By Chris Heyworth,  BA(Hons), Dip FP, ACA
October 2020

An important rule change is expected to come into force in 2021.  This is a lifting of the current maximum of four members to six members of a self-managed superannuation fund.

Last year we posted an article about the potential benefits of having more than one generation as members in a family self-managed superannuation fund.  Many of the points in that article remain valid and are shown again here.

Most self-managed superannuation funds (SMSFs) have either one member or two from the same generation (e.g. husband and wife).  Increasing the number of active members and involving multiple generations could be a great strategy. Here are some pertinent points:
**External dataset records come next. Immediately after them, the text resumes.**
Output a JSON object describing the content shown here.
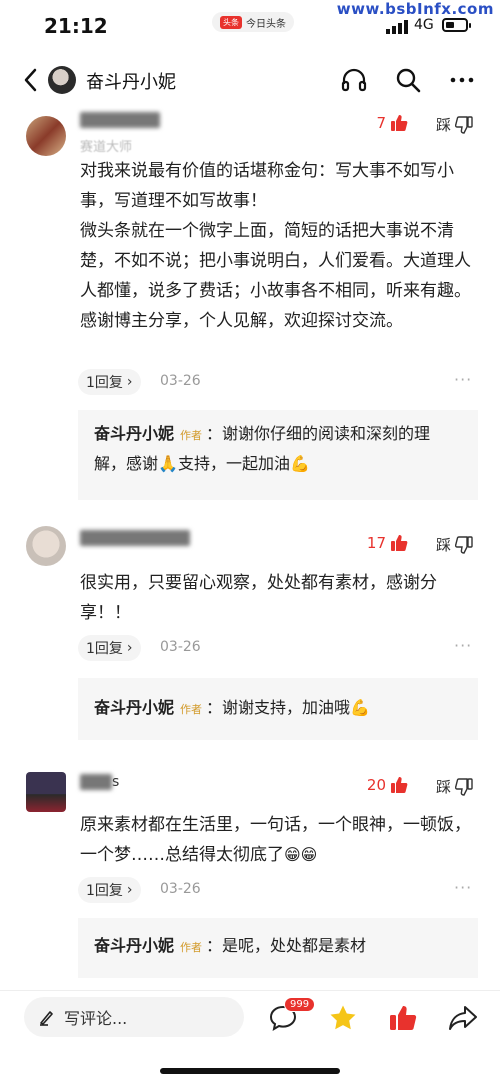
{
  "status_bar": {
    "time": "21:12",
    "app_logo": "头条",
    "app_name": "今日头条",
    "network": "4G"
  },
  "watermark": "www.bsbInfx.com",
  "nav": {
    "title": "奋斗丹小妮"
  },
  "comments": [
    {
      "user_tag": "赛道大师",
      "likes": "7",
      "dislike_label": "踩",
      "body": "对我来说最有价值的话堪称金句：写大事不如写小事，写道理不如写故事！\n微头条就在一个微字上面，简短的话把大事说不清楚，不如不说；把小事说明白，人们爱看。大道理人人都懂，说多了费话；小故事各不相同，听来有趣。感谢博主分享，个人见解，欢迎探讨交流。",
      "reply_count": "1回复",
      "date": "03-26",
      "reply": {
        "author": "奋斗丹小妮",
        "tag": "作者",
        "text_before": "：谢谢你仔细的阅读和深刻的理解，感谢",
        "text_mid": "支持，一起加油",
        "emoji1": "🙏",
        "emoji2": "💪"
      }
    },
    {
      "user_tag": "",
      "likes": "17",
      "dislike_label": "踩",
      "body": "很实用，只要留心观察，处处都有素材，感谢分享！！",
      "reply_count": "1回复",
      "date": "03-26",
      "reply": {
        "author": "奋斗丹小妮",
        "tag": "作者",
        "text_before": "：谢谢支持，加油哦",
        "emoji1": "💪"
      }
    },
    {
      "user_tag": "s",
      "likes": "20",
      "dislike_label": "踩",
      "body": "原来素材都在生活里，一句话，一个眼神，一顿饭，一个梦……总结得太彻底了",
      "emoji": "😁😁",
      "reply_count": "1回复",
      "date": "03-26",
      "reply": {
        "author": "奋斗丹小妮",
        "tag": "作者",
        "text_before": "：是呢，处处都是素材"
      }
    }
  ],
  "bottom_bar": {
    "input_placeholder": "写评论...",
    "comment_badge": "999"
  },
  "colors": {
    "accent_red": "#e8322d",
    "author_tag": "#d29a2a",
    "watermark_blue": "#2a4fc4"
  },
  "icons": [
    "back-icon",
    "headphones-icon",
    "search-icon",
    "more-icon",
    "thumbs-up-icon",
    "thumbs-down-icon",
    "pen-icon",
    "comment-icon",
    "star-icon",
    "share-icon"
  ]
}
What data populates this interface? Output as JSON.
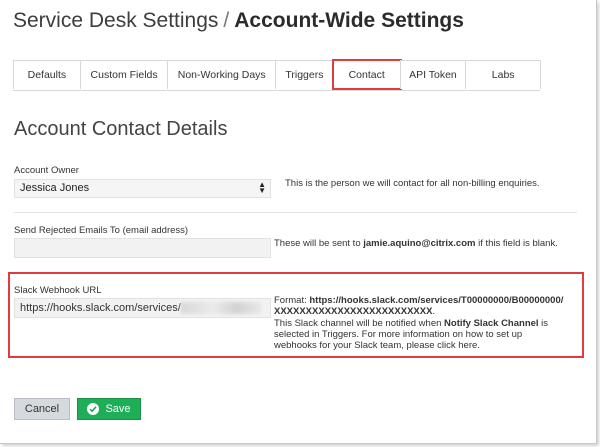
{
  "header": {
    "crumb": "Service Desk Settings",
    "separator": "/",
    "title": "Account-Wide Settings"
  },
  "tabs": [
    {
      "label": "Defaults"
    },
    {
      "label": "Custom Fields"
    },
    {
      "label": "Non-Working Days"
    },
    {
      "label": "Triggers"
    },
    {
      "label": "Contact",
      "active": true
    },
    {
      "label": "API Token"
    },
    {
      "label": "Labs"
    }
  ],
  "section": {
    "title": "Account Contact Details"
  },
  "owner": {
    "label": "Account Owner",
    "value": "Jessica Jones",
    "help": "This is the person we will contact for all non-billing enquiries."
  },
  "rejected": {
    "label": "Send Rejected Emails To (email address)",
    "value": "",
    "help_prefix": "These will be sent to ",
    "help_email": "jamie.aquino@citrix.com",
    "help_suffix": " if this field is blank."
  },
  "slack": {
    "label": "Slack Webhook URL",
    "value": "https://hooks.slack.com/services/",
    "format_prefix": "Format: ",
    "format_value": "https://hooks.slack.com/services/T00000000/B00000000/XXXXXXXXXXXXXXXXXXXXXXXXX",
    "format_end": ".",
    "desc_prefix": "This Slack channel will be notified when ",
    "desc_bold": "Notify Slack Channel",
    "desc_suffix": " is selected in Triggers. For more information on how to set up webhooks for your Slack team, please click here."
  },
  "actions": {
    "cancel_label": "Cancel",
    "save_label": "Save"
  },
  "colors": {
    "highlight": "#e23b3b",
    "save": "#1fae58",
    "cancel": "#d6d9de"
  }
}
  • Bringing in younger generations would allow experienced older folk to share and pass on their knowledge of managing money – or perhaps it’s the younger ones transferring their knowledge upwards for everyone’s benefit.  Certainly having capable younger fund members around could help older ones cope as the years go by.
  • Pooling superannuation monies from an expanded number of members could result in some cost savings.  Well worth crunching the numbers to reveal the facts.
  • Pooling superannuation monies from a larger number of members could open up some additional investment opportunities.  Physical property and passive ownership of a private business are potential examples. Tailoring investment strategies to suit specific family circumstances and needs could be a terrific solution.
  • Investments in the Family SMSF could be owned proportionately by each member (e.g. Member 1 owns 35% of all investments, Member 2 owns 25%, Member 3 owns 15%, Member 4 owns 8%, Member 5 owns 12% and Member 6 owns 5%), or individual investments could be apportioned to specific members.  Perhaps older, retired Family SMSF members would prefer a more income-oriented portfolio while younger members are more attracted by growth opportunities (perhaps in some of the “tech” sectors).  Flexibility to suit all needs could be built into the design and operation of the Family SMSF.
  • Trustee decisions could be on a simple majority voting basis, or members with larger balances in the Family SMSF could protect their positions by giving each trustee votes in line with the value of their account (e.g. Member 1 has 35 votes, Member 2 has 25, Member 3 has 15, Member 4 has 8, Member 5 has 12 and Member 6 has 5).   This is an important part of the design and operation of the Family SMSF.
  • An existing SMSF’s trust deed may require no change or only some minor amendments to accommodate more members.  By the way, each member of a SMSF must be a trustee of the fund (either as an individual or as director of a corporate trustee).


A Family SMSF could be a great solution for you and your family.  Give us a call (03 9813 0133) to have a preliminary chat. You never know what opportunities and benefits might arise.

The author, Chris Heyworth, is a Director and shareholder of Moneta Super Pty Ltd.

Important Note: This article is in the nature of “General Advice” as it does not take into account any individual’s or entity’s personal circumstances or objectives.  It is for general information only.  Any advice as to suitability for you should be had from a properly qualified and licenced financial adviser.